DAVID BOWIE: I’d love to be a movie star, you know, and have my name on posters and photographs forty foot high and all that. But you’ve got to work so hard at it, the acting and all that you gotta do. And that really takes up time and I don’t think I’ve got a commitment to it, really. It’s great being offered little cameos now, which is generally what I have always been offered. I’ve had a couple of larger roles. But I don’t think I’m serious enough about it, and quite rightly, that’s why I’m not offered a huge amount of stuff to do because it’s not my profession, and it’s just wonderful if somebody like a Scorsese says, ‘do you want to wander on and do Pontius Pilate for five minutes?’ ‘Yes, smashing, what a crack that’ll be just to do that!’ I still choose anything that I do on the strength of the director. If it’s somebody that I really admire, or it’s a new guy and I think, ‘he really looks like he’d be interesting to work with’, I generally go on that. But Russell can sleep safely…
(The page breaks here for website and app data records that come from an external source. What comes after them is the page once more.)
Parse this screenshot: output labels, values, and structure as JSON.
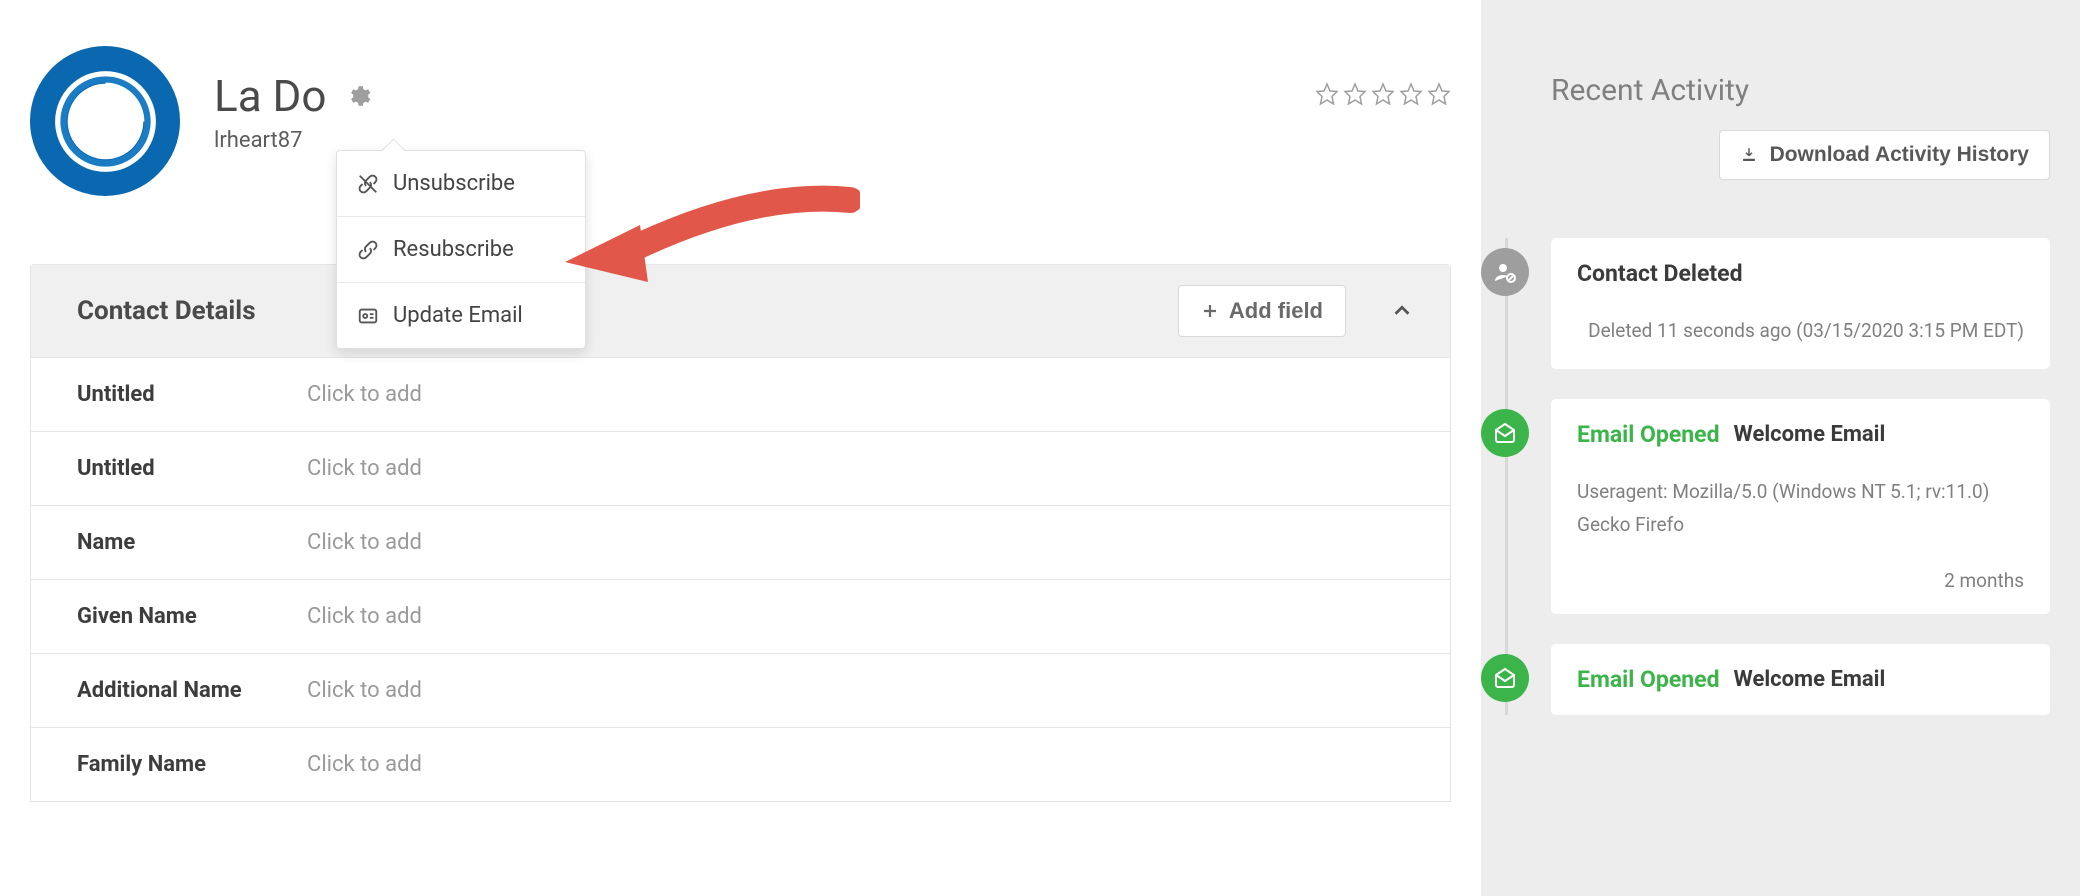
{
  "contact": {
    "name": "La Do",
    "email_truncated": "lrheart87"
  },
  "menu": {
    "unsubscribe": "Unsubscribe",
    "resubscribe": "Resubscribe",
    "update_email": "Update Email"
  },
  "details": {
    "title": "Contact Details",
    "add_field": "Add field",
    "placeholder": "Click to add",
    "fields": [
      {
        "label": "Untitled"
      },
      {
        "label": "Untitled"
      },
      {
        "label": "Name"
      },
      {
        "label": "Given Name"
      },
      {
        "label": "Additional Name"
      },
      {
        "label": "Family Name"
      }
    ]
  },
  "sidebar": {
    "title": "Recent Activity",
    "download": "Download Activity History"
  },
  "activities": [
    {
      "kind": "deleted",
      "title": "Contact Deleted",
      "body": "Deleted 11 seconds ago (03/15/2020 3:15 PM EDT)"
    },
    {
      "kind": "opened",
      "title": "Email Opened",
      "subject": "Welcome Email",
      "body": "Useragent: Mozilla/5.0 (Windows NT 5.1; rv:11.0) Gecko Firefo",
      "footer": "2 months"
    },
    {
      "kind": "opened",
      "title": "Email Opened",
      "subject": "Welcome Email"
    }
  ]
}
Demetrius Romeo: One place David Bowie does continue to engage in role-playing is in the performance of other people’s songs. Throughout his career, Bowie has frequently recorded cover versions, and there are three on the tour version of his current CD, Reality. One of them turns out to be an inadvertent tribute to George Harrison, ‘Try Some, Buy Some’.
Music: ‘Try Some, Buy Some’ - David Bowie
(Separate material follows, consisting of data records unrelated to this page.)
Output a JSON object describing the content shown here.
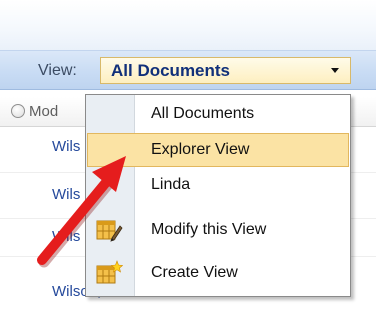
{
  "toolbar": {
    "view_label": "View:",
    "view_value": "All Documents"
  },
  "list": {
    "column_header": "Mod",
    "rows": [
      "Wils",
      "Wils",
      "Wils",
      "Wilson, Linda B."
    ]
  },
  "menu": {
    "items": [
      {
        "label": "All Documents",
        "icon": null
      },
      {
        "label": "Explorer View",
        "icon": null,
        "highlighted": true
      },
      {
        "label": "Linda",
        "icon": null
      },
      {
        "label": "Modify this View",
        "icon": "modify-view-icon"
      },
      {
        "label": "Create View",
        "icon": "create-view-icon"
      }
    ]
  },
  "colors": {
    "toolbar": "#c9dcf4",
    "select_bg": "#fdefc0",
    "highlight": "#fbe3a4",
    "link": "#264a9c",
    "arrow": "#e51d1d"
  }
}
DAVID BOWIE: Ironically, I didn’t know it was a George Harrison song. Well, I must have known, but it never went in. For me it was the Ronnie Spector single that came out in 1974. And I knew it was the last – I think it was the last – single released by Apple Records at that particular time before it folded. It was just a phenomenal single. It didn’t do anything because I think Apple had run out of money, so they couldn’t promote it. Sounds like 2004, doesn’t it! I truly love the single; I thought it was just a wonderful piece of work. It was only when I was writing out all the data for the album cover that I recognised it as a George Harrison song. Course it is! It rather poignantly became an homage to George without actually trying… oh, you know what I mean.
Music: ‘Try Some, Buy Some’ - David Bowie